I am delighted to join you at today’s rollout of the Agri-Nutrition Resource Manual for Trainers. USAID is proud to have partnered with the Ministry of Agriculture, Livestock and Fisheries and the Ministry of Health to create a toolkit that helps rural Kenyans improve their nutrition and resiliency. Healthier people are better able to adapt to survive periods of drought or famine. For 50 years, the United States has partnered with the Government of Kenya to reach our joint development objectives. This is one more example of how we can work together to realize a better future.
I am excited to see how USAID is supporting Kenyans as you strive to improve your communities, your health and your quality of life. This water distribution system, built by Kisumu Water and Sewerage Company in a densely populated urban neighborhood is a great example of how USAID is supporting Kenyan-led development.
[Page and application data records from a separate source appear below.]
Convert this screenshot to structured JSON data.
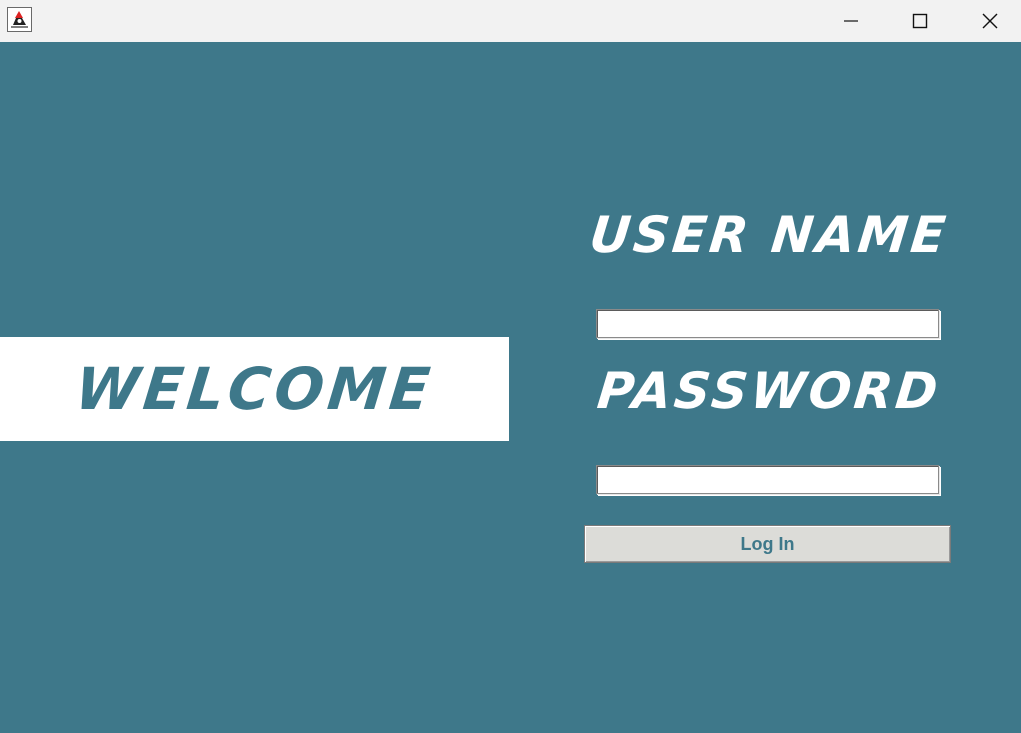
{
  "window": {
    "icon": "java-duke-icon",
    "controls": [
      "minimize-icon",
      "maximize-icon",
      "close-icon"
    ]
  },
  "welcome": {
    "text": "WELCOME"
  },
  "form": {
    "username_label": "USER NAME",
    "username_value": "",
    "password_label": "PASSWORD",
    "password_value": "",
    "login_label": "Log In"
  },
  "colors": {
    "background": "#3e788a",
    "panel": "#ffffff",
    "titlebar": "#f2f2f2",
    "button": "#dcdcd8"
  }
}
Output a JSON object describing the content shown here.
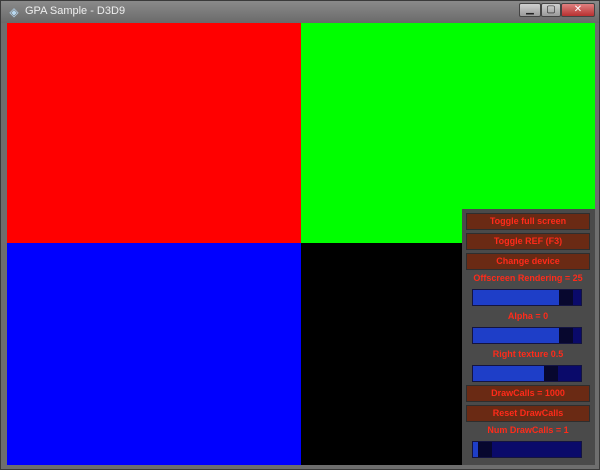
{
  "window": {
    "title": "GPA Sample - D3D9",
    "icon": "app-icon",
    "controls": {
      "minimize": "▁",
      "maximize": "▢",
      "close": "✕"
    }
  },
  "canvas": {
    "quadrants": [
      {
        "name": "top-left",
        "color": "#ff0000"
      },
      {
        "name": "top-right",
        "color": "#00ff00"
      },
      {
        "name": "bottom-left",
        "color": "#0000ff"
      },
      {
        "name": "bottom-right",
        "color": "#000000"
      }
    ]
  },
  "panel": {
    "toggle_fullscreen": "Toggle full screen",
    "toggle_ref": "Toggle REF (F3)",
    "change_device": "Change device",
    "offscreen_label": "Offscreen Rendering = 25",
    "offscreen_slider_value": 0.92,
    "alpha_label": "Alpha = 0",
    "alpha_slider_value": 0.92,
    "right_label": "Right texture 0.5",
    "right_slider_value": 0.75,
    "drawcalls_label": "DrawCalls = 1000",
    "reset_drawcalls": "Reset DrawCalls",
    "drawcalls_count_label": "Num DrawCalls = 1",
    "drawcalls_slider_value": 0.05
  },
  "colors": {
    "panel_bg": "#4a4a4a",
    "button_bg": "#6a2a14",
    "label_text": "#ff2b1a",
    "slider_track": "#1e3ec8",
    "slider_handle": "#07072e"
  }
}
I am delighted to join you at this launch of a new series of training that could propel some of you to political office.
Thank you for inviting me to join you in celebrating the leadership, talent, potential and promise of Kenyan women.
For decades, USAID has been leading global efforts to achieve gender equality – believing that long-term, sustainable development will only be possible when women and men enjoy equal opportunity to rise to their potential.
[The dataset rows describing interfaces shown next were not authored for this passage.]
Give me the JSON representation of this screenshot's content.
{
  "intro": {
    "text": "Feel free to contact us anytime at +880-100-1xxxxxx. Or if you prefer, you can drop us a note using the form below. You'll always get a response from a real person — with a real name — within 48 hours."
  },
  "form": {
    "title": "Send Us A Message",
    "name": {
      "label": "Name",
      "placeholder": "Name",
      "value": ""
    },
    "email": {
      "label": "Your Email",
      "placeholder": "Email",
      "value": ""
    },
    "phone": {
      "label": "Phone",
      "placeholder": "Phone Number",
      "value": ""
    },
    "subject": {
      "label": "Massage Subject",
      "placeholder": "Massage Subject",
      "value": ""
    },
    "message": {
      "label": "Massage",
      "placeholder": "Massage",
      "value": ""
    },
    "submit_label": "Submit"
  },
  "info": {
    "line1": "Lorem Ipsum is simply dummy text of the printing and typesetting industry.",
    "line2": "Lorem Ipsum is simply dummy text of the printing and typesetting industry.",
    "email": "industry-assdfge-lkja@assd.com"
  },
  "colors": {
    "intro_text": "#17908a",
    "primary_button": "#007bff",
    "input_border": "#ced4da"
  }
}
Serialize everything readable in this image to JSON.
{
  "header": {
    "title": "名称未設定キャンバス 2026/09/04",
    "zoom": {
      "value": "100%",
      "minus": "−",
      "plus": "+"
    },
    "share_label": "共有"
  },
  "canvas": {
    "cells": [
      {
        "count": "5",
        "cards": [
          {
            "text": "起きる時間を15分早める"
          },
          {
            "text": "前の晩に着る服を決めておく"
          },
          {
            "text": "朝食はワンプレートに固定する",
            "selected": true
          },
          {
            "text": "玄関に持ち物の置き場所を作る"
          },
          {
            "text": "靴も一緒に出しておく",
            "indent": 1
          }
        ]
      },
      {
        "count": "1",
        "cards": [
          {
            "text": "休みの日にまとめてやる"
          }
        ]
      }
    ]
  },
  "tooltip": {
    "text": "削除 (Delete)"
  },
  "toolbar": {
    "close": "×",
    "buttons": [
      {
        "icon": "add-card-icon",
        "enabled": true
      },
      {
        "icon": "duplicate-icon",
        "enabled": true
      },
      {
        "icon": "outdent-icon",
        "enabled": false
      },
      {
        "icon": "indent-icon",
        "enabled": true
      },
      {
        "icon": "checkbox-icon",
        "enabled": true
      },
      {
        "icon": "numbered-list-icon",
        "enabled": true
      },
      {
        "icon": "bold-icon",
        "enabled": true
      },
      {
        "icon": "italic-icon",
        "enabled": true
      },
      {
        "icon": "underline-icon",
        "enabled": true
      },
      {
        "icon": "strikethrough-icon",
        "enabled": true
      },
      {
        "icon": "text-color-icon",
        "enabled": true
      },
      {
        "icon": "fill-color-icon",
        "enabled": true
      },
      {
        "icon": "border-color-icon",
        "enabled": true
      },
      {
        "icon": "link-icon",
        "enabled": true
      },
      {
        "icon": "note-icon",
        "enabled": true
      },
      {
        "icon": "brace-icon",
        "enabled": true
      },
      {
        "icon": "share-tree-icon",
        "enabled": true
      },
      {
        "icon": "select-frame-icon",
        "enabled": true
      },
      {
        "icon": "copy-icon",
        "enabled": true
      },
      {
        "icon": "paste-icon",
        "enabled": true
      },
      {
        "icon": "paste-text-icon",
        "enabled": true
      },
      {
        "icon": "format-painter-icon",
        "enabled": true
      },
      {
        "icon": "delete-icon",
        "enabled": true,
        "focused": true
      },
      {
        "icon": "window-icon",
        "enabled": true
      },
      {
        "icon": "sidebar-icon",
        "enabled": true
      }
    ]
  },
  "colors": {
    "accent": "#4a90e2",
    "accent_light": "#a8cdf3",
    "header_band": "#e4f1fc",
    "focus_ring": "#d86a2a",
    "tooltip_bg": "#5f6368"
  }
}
It is a pleasure to be with you today to celebrate the launch of Wezesha Project. Wezesha Project is a USAID partnership with Lifeskills Promoters, and its partners, St Johns’ Community Center and Christian Partnership on AIDS in Kenya, to coordinate the sustainable care of 20,000 orphans and vulnerable children in Homa Bay, Kisii, and Migori Counties.
With support from the Lab, we will ensure that this story—of solutions rigorously tested and applied on a transformational scale—increasingly defines how America works around the world. As we do, our students will have greater opportunities to develop math and science skills—and lend those skills in service of mission bigger and greater than themselves.
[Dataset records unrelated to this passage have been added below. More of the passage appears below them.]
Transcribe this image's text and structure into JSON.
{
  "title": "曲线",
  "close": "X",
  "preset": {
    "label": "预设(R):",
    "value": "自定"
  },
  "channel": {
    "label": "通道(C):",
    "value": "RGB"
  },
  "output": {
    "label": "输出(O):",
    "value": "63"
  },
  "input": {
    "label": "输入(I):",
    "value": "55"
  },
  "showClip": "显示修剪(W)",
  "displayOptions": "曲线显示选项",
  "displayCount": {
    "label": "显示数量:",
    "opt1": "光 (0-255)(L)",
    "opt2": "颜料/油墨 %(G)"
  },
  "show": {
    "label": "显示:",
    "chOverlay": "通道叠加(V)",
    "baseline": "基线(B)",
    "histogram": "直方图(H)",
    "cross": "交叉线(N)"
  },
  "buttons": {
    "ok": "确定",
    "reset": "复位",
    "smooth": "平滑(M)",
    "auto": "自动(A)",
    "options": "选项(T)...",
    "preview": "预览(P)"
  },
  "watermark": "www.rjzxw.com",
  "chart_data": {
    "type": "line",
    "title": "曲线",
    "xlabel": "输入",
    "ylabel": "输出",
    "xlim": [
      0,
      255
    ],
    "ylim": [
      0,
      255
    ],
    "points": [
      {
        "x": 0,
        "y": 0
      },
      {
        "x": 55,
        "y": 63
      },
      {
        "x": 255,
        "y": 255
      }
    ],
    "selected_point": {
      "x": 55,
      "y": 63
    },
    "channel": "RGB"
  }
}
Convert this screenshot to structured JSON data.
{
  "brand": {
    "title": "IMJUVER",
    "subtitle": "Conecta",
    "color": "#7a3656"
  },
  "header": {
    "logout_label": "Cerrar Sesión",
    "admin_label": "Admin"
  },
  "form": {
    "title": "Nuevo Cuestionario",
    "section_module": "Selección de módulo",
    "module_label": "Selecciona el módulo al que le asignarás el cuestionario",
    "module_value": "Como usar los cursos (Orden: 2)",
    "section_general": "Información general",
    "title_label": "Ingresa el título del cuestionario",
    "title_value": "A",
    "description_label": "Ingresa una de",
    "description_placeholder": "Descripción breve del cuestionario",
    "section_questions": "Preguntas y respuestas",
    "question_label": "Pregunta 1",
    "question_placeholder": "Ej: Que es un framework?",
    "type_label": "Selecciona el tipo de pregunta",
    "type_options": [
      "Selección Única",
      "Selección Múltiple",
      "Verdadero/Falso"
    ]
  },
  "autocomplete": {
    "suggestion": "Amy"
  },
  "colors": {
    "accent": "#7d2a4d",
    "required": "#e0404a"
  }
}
Our entrepreneurs will form connections in the markets of the future. And all of us will be inspired by the contributions we can each bring to the task of ending extreme poverty.
The U.S. Agency for International Development, USAID, awarded a grant to KUSCCO as part of an open competition for innovative solutions to overcome distribution and financing bottlenecks in the Kenyan cook stove sector, two key constraints to growth noted in recent market assessments by Winrock and the Global Alliance for Clean Cook stoves.
With those opening comments, I just want to say thank you to all of you who have made it your life's work to help fight hunger and poverty around the world. I wish more people around the world—certainly in the United States Congress, but also all around the world—saw that your efforts are in fact succeeding, and that over time, if we all make the right decisions, if we all continue to work together, and if we are all blessed by the kind of leadership like we see here in Rome right now—that we can achieve the end of extreme poverty within the next two decades. Wouldn’t that create a more stable more productive world for all of us to live and prosper in?
There is no one model for successful PPPs in general or in support of innovation in engineering education in particular. But many of Vietnam's challenges and the principles I've described at least begin to be addressed by the very effort to form alliances of government, business and educational institutions. We can make a contribution just by trying, and USAID is enthusiastic about trying.
Last updated: March 26, 2015